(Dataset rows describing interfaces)
_ _ _ _
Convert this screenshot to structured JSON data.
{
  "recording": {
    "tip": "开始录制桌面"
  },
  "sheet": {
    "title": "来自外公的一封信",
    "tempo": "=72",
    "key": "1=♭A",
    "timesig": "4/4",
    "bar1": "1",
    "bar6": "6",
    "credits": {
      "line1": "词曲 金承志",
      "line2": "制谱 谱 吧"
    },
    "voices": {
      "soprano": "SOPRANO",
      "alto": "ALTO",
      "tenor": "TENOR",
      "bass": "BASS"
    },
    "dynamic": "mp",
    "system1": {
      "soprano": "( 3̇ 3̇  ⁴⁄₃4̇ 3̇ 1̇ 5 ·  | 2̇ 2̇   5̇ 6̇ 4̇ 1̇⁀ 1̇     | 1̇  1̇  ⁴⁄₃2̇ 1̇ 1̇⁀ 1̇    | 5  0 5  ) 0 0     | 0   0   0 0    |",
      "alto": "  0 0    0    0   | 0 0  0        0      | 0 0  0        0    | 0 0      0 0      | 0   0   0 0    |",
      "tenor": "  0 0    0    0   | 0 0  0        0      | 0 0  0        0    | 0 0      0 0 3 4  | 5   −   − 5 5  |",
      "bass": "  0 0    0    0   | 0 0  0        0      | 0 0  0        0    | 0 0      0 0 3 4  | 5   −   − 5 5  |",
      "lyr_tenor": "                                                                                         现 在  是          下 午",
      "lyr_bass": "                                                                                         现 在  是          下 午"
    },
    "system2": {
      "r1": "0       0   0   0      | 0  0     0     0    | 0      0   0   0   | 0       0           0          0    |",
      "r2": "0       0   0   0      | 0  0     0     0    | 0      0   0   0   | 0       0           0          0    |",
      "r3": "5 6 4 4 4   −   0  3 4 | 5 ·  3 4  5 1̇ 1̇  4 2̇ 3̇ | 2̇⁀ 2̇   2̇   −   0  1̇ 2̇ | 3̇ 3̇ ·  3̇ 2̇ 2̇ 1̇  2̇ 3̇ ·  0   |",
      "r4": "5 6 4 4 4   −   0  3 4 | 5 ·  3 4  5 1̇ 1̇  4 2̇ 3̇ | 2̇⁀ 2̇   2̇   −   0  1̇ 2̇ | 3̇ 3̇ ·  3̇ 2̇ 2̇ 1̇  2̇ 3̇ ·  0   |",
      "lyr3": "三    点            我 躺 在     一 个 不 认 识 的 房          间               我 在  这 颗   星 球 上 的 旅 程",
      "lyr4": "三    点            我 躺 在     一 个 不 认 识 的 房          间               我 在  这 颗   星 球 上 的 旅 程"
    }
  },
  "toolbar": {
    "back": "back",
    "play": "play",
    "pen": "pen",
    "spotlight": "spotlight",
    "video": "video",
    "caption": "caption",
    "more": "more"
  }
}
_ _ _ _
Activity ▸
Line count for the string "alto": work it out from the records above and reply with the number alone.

Answer box ▸
2